-- EXERCISE INPUT follows --

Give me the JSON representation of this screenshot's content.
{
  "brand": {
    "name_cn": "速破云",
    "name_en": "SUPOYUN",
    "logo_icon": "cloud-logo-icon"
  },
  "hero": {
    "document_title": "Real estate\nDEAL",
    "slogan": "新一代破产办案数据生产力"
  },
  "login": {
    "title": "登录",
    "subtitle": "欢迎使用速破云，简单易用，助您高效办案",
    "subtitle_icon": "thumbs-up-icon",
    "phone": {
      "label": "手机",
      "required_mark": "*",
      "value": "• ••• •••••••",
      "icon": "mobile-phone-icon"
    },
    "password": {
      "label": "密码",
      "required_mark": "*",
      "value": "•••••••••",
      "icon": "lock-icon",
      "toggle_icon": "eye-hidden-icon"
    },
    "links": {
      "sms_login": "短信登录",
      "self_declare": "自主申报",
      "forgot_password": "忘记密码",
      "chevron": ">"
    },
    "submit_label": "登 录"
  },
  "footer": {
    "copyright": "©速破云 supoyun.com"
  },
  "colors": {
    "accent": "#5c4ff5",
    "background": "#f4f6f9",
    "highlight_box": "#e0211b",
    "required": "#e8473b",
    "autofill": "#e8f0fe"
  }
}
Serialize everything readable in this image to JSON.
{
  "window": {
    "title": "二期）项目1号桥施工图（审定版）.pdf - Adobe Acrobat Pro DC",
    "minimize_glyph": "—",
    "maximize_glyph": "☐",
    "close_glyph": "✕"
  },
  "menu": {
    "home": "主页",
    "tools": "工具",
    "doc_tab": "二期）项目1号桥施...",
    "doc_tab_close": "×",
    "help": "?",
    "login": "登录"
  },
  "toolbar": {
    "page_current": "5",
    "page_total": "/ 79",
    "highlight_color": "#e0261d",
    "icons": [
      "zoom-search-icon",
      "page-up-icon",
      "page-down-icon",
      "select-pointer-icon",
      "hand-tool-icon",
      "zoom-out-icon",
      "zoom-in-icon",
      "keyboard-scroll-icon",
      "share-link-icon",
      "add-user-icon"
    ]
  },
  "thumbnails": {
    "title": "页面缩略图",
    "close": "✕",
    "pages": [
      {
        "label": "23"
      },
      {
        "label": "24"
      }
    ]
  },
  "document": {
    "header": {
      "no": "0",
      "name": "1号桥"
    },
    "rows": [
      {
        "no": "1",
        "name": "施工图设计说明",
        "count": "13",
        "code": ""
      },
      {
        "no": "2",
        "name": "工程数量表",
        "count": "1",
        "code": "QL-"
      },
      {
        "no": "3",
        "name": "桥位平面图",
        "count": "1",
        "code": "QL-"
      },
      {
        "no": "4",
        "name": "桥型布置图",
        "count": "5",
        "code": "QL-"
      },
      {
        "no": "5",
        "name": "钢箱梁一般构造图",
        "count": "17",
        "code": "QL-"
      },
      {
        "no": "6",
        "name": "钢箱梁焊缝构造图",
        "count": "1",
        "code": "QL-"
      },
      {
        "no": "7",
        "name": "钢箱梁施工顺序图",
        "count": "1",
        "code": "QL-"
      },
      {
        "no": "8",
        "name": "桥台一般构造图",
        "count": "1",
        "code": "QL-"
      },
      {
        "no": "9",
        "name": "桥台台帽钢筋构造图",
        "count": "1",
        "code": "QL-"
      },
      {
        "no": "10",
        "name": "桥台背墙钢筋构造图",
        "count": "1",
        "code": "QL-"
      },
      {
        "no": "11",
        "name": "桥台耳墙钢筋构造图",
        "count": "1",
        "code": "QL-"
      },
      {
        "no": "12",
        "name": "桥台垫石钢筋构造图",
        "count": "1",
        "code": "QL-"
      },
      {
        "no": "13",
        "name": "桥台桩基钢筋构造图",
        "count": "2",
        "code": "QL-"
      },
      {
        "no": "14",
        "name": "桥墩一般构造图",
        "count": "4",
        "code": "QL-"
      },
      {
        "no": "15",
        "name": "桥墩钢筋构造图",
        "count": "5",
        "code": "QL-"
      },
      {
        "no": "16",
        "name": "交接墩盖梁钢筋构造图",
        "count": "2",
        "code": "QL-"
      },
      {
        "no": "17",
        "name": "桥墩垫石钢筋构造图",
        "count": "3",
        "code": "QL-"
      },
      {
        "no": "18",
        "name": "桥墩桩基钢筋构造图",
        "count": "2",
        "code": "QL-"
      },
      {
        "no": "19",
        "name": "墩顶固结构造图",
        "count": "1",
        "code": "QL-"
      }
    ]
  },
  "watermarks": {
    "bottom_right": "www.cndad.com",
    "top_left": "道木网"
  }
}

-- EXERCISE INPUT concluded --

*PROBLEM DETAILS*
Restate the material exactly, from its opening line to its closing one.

*EXPECTED ANSWER*
Give me the JSON representation of this screenshot's content.
{
  "brand": {
    "name_cn": "速破云",
    "name_en": "SUPOYUN",
    "logo_icon": "cloud-logo-icon"
  },
  "hero": {
    "document_title": "Real estate\nDEAL",
    "slogan": "新一代破产办案数据生产力"
  },
  "login": {
    "title": "登录",
    "subtitle": "欢迎使用速破云，简单易用，助您高效办案",
    "subtitle_icon": "thumbs-up-icon",
    "phone": {
      "label": "手机",
      "required_mark": "*",
      "value": "• ••• •••••••",
      "icon": "mobile-phone-icon"
    },
    "password": {
      "label": "密码",
      "required_mark": "*",
      "value": "•••••••••",
      "icon": "lock-icon",
      "toggle_icon": "eye-hidden-icon"
    },
    "links": {
      "sms_login": "短信登录",
      "self_declare": "自主申报",
      "forgot_password": "忘记密码",
      "chevron": ">"
    },
    "submit_label": "登 录"
  },
  "footer": {
    "copyright": "©速破云 supoyun.com"
  },
  "colors": {
    "accent": "#5c4ff5",
    "background": "#f4f6f9",
    "highlight_box": "#e0211b",
    "required": "#e8473b",
    "autofill": "#e8f0fe"
  }
}
Serialize everything readable in this image to JSON.
{
  "window": {
    "title": "二期）项目1号桥施工图（审定版）.pdf - Adobe Acrobat Pro DC",
    "minimize_glyph": "—",
    "maximize_glyph": "☐",
    "close_glyph": "✕"
  },
  "menu": {
    "home": "主页",
    "tools": "工具",
    "doc_tab": "二期）项目1号桥施...",
    "doc_tab_close": "×",
    "help": "?",
    "login": "登录"
  },
  "toolbar": {
    "page_current": "5",
    "page_total": "/ 79",
    "highlight_color": "#e0261d",
    "icons": [
      "zoom-search-icon",
      "page-up-icon",
      "page-down-icon",
      "select-pointer-icon",
      "hand-tool-icon",
      "zoom-out-icon",
      "zoom-in-icon",
      "keyboard-scroll-icon",
      "share-link-icon",
      "add-user-icon"
    ]
  },
  "thumbnails": {
    "title": "页面缩略图",
    "close": "✕",
    "pages": [
      {
        "label": "23"
      },
      {
        "label": "24"
      }
    ]
  },
  "document": {
    "header": {
      "no": "0",
      "name": "1号桥"
    },
    "rows": [
      {
        "no": "1",
        "name": "施工图设计说明",
        "count": "13",
        "code": ""
      },
      {
        "no": "2",
        "name": "工程数量表",
        "count": "1",
        "code": "QL-"
      },
      {
        "no": "3",
        "name": "桥位平面图",
        "count": "1",
        "code": "QL-"
      },
      {
        "no": "4",
        "name": "桥型布置图",
        "count": "5",
        "code": "QL-"
      },
      {
        "no": "5",
        "name": "钢箱梁一般构造图",
        "count": "17",
        "code": "QL-"
      },
      {
        "no": "6",
        "name": "钢箱梁焊缝构造图",
        "count": "1",
        "code": "QL-"
      },
      {
        "no": "7",
        "name": "钢箱梁施工顺序图",
        "count": "1",
        "code": "QL-"
      },
      {
        "no": "8",
        "name": "桥台一般构造图",
        "count": "1",
        "code": "QL-"
      },
      {
        "no": "9",
        "name": "桥台台帽钢筋构造图",
        "count": "1",
        "code": "QL-"
      },
      {
        "no": "10",
        "name": "桥台背墙钢筋构造图",
        "count": "1",
        "code": "QL-"
      },
      {
        "no": "11",
        "name": "桥台耳墙钢筋构造图",
        "count": "1",
        "code": "QL-"
      },
      {
        "no": "12",
        "name": "桥台垫石钢筋构造图",
        "count": "1",
        "code": "QL-"
      },
      {
        "no": "13",
        "name": "桥台桩基钢筋构造图",
        "count": "2",
        "code": "QL-"
      },
      {
        "no": "14",
        "name": "桥墩一般构造图",
        "count": "4",
        "code": "QL-"
      },
      {
        "no": "15",
        "name": "桥墩钢筋构造图",
        "count": "5",
        "code": "QL-"
      },
      {
        "no": "16",
        "name": "交接墩盖梁钢筋构造图",
        "count": "2",
        "code": "QL-"
      },
      {
        "no": "17",
        "name": "桥墩垫石钢筋构造图",
        "count": "3",
        "code": "QL-"
      },
      {
        "no": "18",
        "name": "桥墩桩基钢筋构造图",
        "count": "2",
        "code": "QL-"
      },
      {
        "no": "19",
        "name": "墩顶固结构造图",
        "count": "1",
        "code": "QL-"
      }
    ]
  },
  "watermarks": {
    "bottom_right": "www.cndad.com",
    "top_left": "道木网"
  }
}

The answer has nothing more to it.